“Our goals today are ambitious, and we want to make sure that Tacoma grows in a more sustainable and equitable manner," said At-Large Council Member Lillian Hunter. “We know we can do better and we are working to do just that."

“I look forward to seeing lasting programmatic improvements that support the growth of small and minority-owned businesses, as well as our local economy, in a more sustainable and equitable manner," said District 3 Council Member Keith Blocker.
The first phase of the City's efforts, taking place now through December 2019, prepares the City to make meaningful change by implementing foundational improvements that include increased technical assistance, improved compliance tracking, an increase of its contractor and supplier pool, migration to state certification lists, and working more closely with labor organizations. This phase will also involve extensive communication and outreach. 

The next phase of the City's efforts, projected to take place from January 2020 – December 2020, will involve ongoing strategic planning with the City’s community partners and, ultimately, implementation of a range of programmatic improvements.
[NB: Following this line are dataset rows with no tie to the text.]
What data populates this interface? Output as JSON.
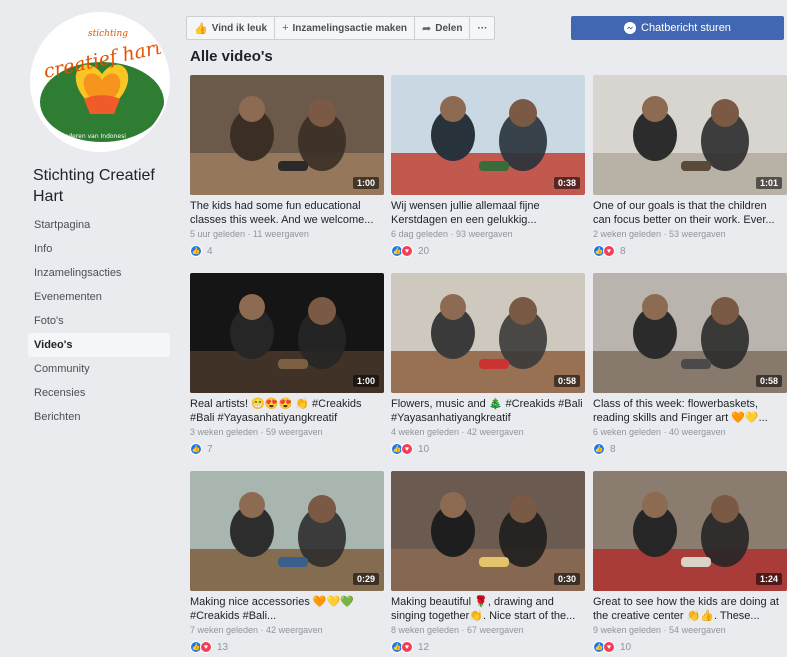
{
  "page": {
    "logo_text_top": "stichting",
    "logo_text_main": "creatief hart",
    "logo_text_bottom": "de kinderen van Indonesi",
    "name": "Stichting Creatief Hart"
  },
  "sidebar": {
    "items": [
      {
        "label": "Startpagina",
        "active": false
      },
      {
        "label": "Info",
        "active": false
      },
      {
        "label": "Inzamelingsacties",
        "active": false
      },
      {
        "label": "Evenementen",
        "active": false
      },
      {
        "label": "Foto's",
        "active": false
      },
      {
        "label": "Video's",
        "active": true
      },
      {
        "label": "Community",
        "active": false
      },
      {
        "label": "Recensies",
        "active": false
      },
      {
        "label": "Berichten",
        "active": false
      }
    ]
  },
  "actions": {
    "like": "Vind ik leuk",
    "fundraiser": "Inzamelingsactie maken",
    "share": "Delen",
    "more": "···",
    "message": "Chatbericht sturen"
  },
  "section_title": "Alle video's",
  "colors": {
    "accent": "#4267b2",
    "like": "#1877f2",
    "love": "#f33e58"
  },
  "videos": [
    {
      "duration": "1:00",
      "title": "The kids had some fun educational classes this week. And we welcome...",
      "meta": "5 uur geleden · 11 weergaven",
      "reactions": [
        "like"
      ],
      "count": "4"
    },
    {
      "duration": "0:38",
      "title": "Wij wensen jullie allemaal fijne Kerstdagen en een gelukkig...",
      "meta": "6 dag geleden · 93 weergaven",
      "reactions": [
        "like",
        "love"
      ],
      "count": "20"
    },
    {
      "duration": "1:01",
      "title": "One of our goals is that the children can focus better on their work. Ever...",
      "meta": "2 weken geleden · 53 weergaven",
      "reactions": [
        "like",
        "love"
      ],
      "count": "8"
    },
    {
      "duration": "1:00",
      "title": "Real artists! 😁😍😍 👏 #Creakids #Bali #Yayasanhatiyangkreatif",
      "meta": "3 weken geleden · 59 weergaven",
      "reactions": [
        "like"
      ],
      "count": "7"
    },
    {
      "duration": "0:58",
      "title": "Flowers, music and 🎄 #Creakids #Bali #Yayasanhatiyangkreatif",
      "meta": "4 weken geleden · 42 weergaven",
      "reactions": [
        "like",
        "love"
      ],
      "count": "10"
    },
    {
      "duration": "0:58",
      "title": "Class of this week: flowerbaskets, reading skills and Finger art 🧡💛...",
      "meta": "6 weken geleden · 40 weergaven",
      "reactions": [
        "like"
      ],
      "count": "8"
    },
    {
      "duration": "0:29",
      "title": "Making nice accessories 🧡💛💚 #Creakids #Bali...",
      "meta": "7 weken geleden · 42 weergaven",
      "reactions": [
        "like",
        "love"
      ],
      "count": "13"
    },
    {
      "duration": "0:30",
      "title": "Making beautiful 🌹, drawing and singing together👏. Nice start of the...",
      "meta": "8 weken geleden · 67 weergaven",
      "reactions": [
        "like",
        "love"
      ],
      "count": "12"
    },
    {
      "duration": "1:24",
      "title": "Great to see how the kids are doing at the creative center 👏👍. These...",
      "meta": "9 weken geleden · 54 weergaven",
      "reactions": [
        "like",
        "love"
      ],
      "count": "10"
    }
  ]
}
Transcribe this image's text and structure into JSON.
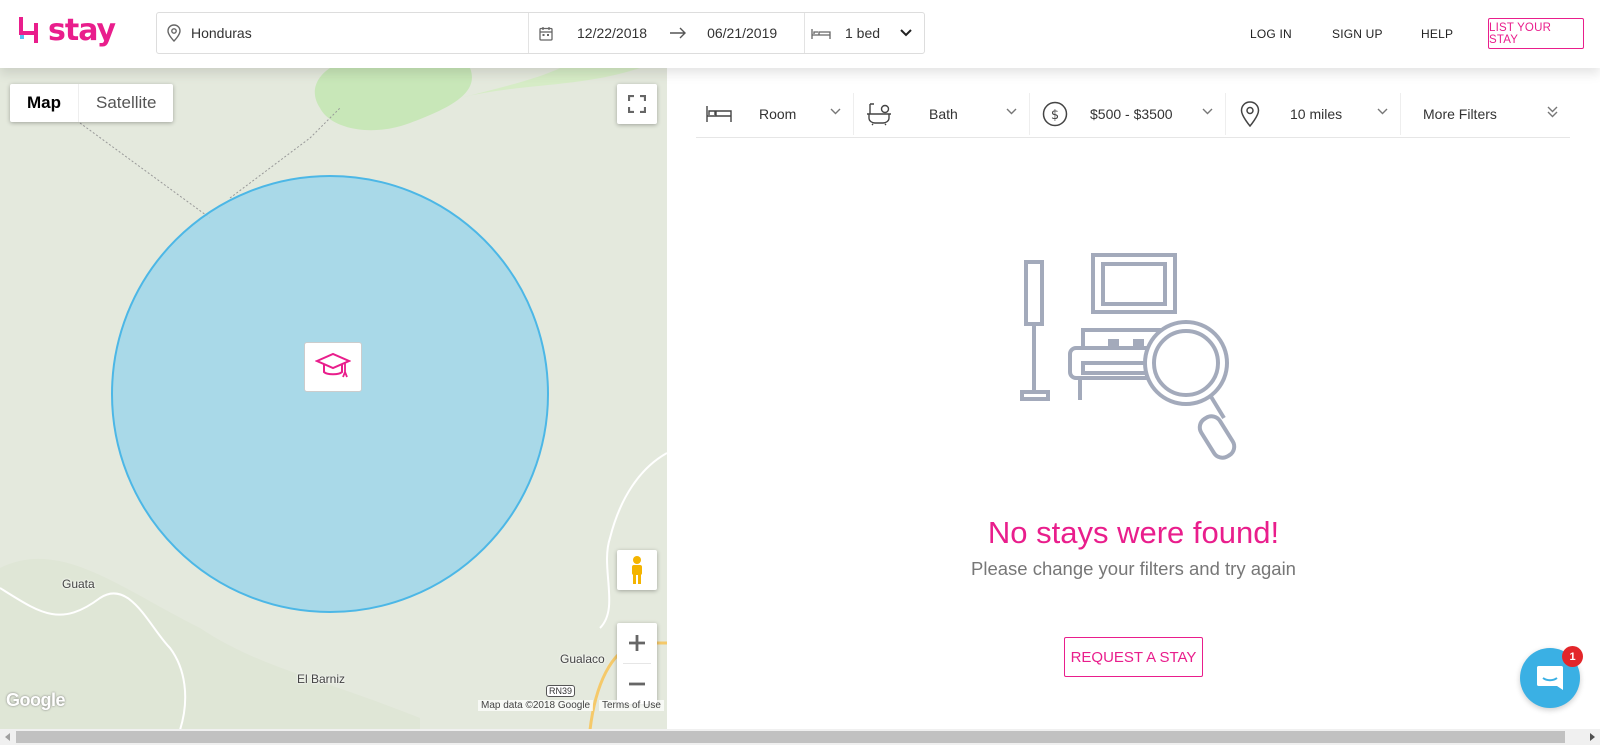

From January 2021 – December 2023, the City anticipates analyzing its efforts to date and establishing baseline metrics for its programs, while also preparing for a new disparity study.    

Additional information and updates are available through Shakisha Ross in the City’s Community and Economic Development Department at shakisha.ross@cityoftacoma.org or (253) 591-5075, or this website